Alliance Capacity

By contrast, Opec-plus is set to bring 3.8 million b/d of new capacity on line over the same period, which comes to 770,000 b/d per year. Lowest annual growth will take place in 2026, when the alliance will boost new capacity by 385,000 b/d.

Globally, however, it is worth nothing that 2026 should usher in more capacity than previously thought. Our most recent assessment indicates that new capacity that year, including Opec-plus and non-Opec-plus, will amount to 1.9 million b/d, which is 24% higher than the last analysis.

The upward revision in the 2026 forecast is partly due to the planned launch of the Jafurah field, an unconventional gas play, in Saudi Arabia.

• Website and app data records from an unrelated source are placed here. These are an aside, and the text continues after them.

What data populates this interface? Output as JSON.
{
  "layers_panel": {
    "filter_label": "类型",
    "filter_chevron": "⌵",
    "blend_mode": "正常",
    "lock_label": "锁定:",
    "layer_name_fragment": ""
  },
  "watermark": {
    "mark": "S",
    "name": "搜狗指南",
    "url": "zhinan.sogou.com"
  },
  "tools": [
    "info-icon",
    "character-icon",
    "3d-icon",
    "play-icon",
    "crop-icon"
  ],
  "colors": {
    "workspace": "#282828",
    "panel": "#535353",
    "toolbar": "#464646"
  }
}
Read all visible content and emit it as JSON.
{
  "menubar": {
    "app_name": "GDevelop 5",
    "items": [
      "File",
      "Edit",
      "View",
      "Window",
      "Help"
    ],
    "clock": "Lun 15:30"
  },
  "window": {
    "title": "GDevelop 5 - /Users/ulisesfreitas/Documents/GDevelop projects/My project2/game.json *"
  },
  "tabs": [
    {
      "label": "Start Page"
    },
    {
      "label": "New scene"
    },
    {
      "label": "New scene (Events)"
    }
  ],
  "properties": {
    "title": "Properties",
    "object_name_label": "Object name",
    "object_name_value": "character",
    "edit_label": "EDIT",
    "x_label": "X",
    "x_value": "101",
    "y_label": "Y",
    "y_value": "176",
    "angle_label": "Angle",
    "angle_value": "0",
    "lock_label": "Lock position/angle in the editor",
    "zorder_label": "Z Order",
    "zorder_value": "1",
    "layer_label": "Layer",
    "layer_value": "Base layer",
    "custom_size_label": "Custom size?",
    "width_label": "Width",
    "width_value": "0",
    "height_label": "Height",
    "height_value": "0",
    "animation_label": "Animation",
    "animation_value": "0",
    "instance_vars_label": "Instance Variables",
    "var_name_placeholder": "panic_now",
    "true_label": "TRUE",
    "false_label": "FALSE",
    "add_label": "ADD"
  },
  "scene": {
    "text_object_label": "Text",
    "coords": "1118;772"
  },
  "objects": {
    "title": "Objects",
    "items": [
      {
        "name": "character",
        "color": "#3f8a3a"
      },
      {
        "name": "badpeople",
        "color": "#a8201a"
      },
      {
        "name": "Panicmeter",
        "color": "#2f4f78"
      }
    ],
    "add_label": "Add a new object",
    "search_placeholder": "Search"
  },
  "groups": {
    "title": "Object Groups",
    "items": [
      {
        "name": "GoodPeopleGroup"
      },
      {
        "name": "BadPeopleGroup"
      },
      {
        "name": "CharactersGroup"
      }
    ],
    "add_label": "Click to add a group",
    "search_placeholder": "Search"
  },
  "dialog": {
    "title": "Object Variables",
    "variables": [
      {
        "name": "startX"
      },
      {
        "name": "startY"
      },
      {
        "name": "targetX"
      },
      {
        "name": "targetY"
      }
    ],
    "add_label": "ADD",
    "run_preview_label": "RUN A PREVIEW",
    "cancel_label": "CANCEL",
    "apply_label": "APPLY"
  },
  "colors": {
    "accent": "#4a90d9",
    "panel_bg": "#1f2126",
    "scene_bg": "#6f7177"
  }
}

The field is expected to yield approximately 100,000 b/d of condensates in 2026, a year after its anticipated start-up, before reaching 630,000 b/d by 2030.

Saudi Arabia boasts three of the largest fields that are expected to come on stream in the next five years — Zuluf, Marjan and Berri — which are all expansion projects.

Created with Highcharts 9.0.0('000 b/d)PROJECTED OIL CAPACITY ADDITIONSTop ProjectsSaudi Arabia - Zuluf expansion projectRussia - Vostok Oil Project ExpansionSaudi Arabia - Marjan expansion projectKazakhstan - Tengiz Expansion (Future Growth Project)Guyana - YellowtailSaudi Arabia - Berri expansion projectBrazil - Buzios 62022202320242025202602505007501,000*Excludes US shale. Source: Company reports, Energy Intelligence estimates

The United Arab Emirates, meanwhile, is only expected to bring some 70,000 b/d on line during the five years. An in-depth analysis by Energy Intelligence, which included interviews with officials in Abu Dhabi, revealed that much of the Upper Zakum capacity that had been expected in upcoming years was already available in 2021. In addition, the Nasr and Umm Shaif fields are also believed to have reached capacity already and as of this report have no concrete plans for further development.

Iraq, Opec’s second-largest producer, should boost capacity by a total 220,000 b/d over the five years, which is unlikely to be sufficient to cover natural declines. Kuwait will boost capacity by 70,000 b/d, or 14,000 b/d per year, also a lackluster gain when compared to natural declines.

Created with Highcharts 9.0.0('000 b/d)OIL CAPACITY ADDITIONSIraqKuwaitSaudi ArabiaUAE2022202320242025202602004006008001,000Upstream Oil Projects Tracker. Source: Company reports, Energy Intelligence estimates

Gary Peach, New York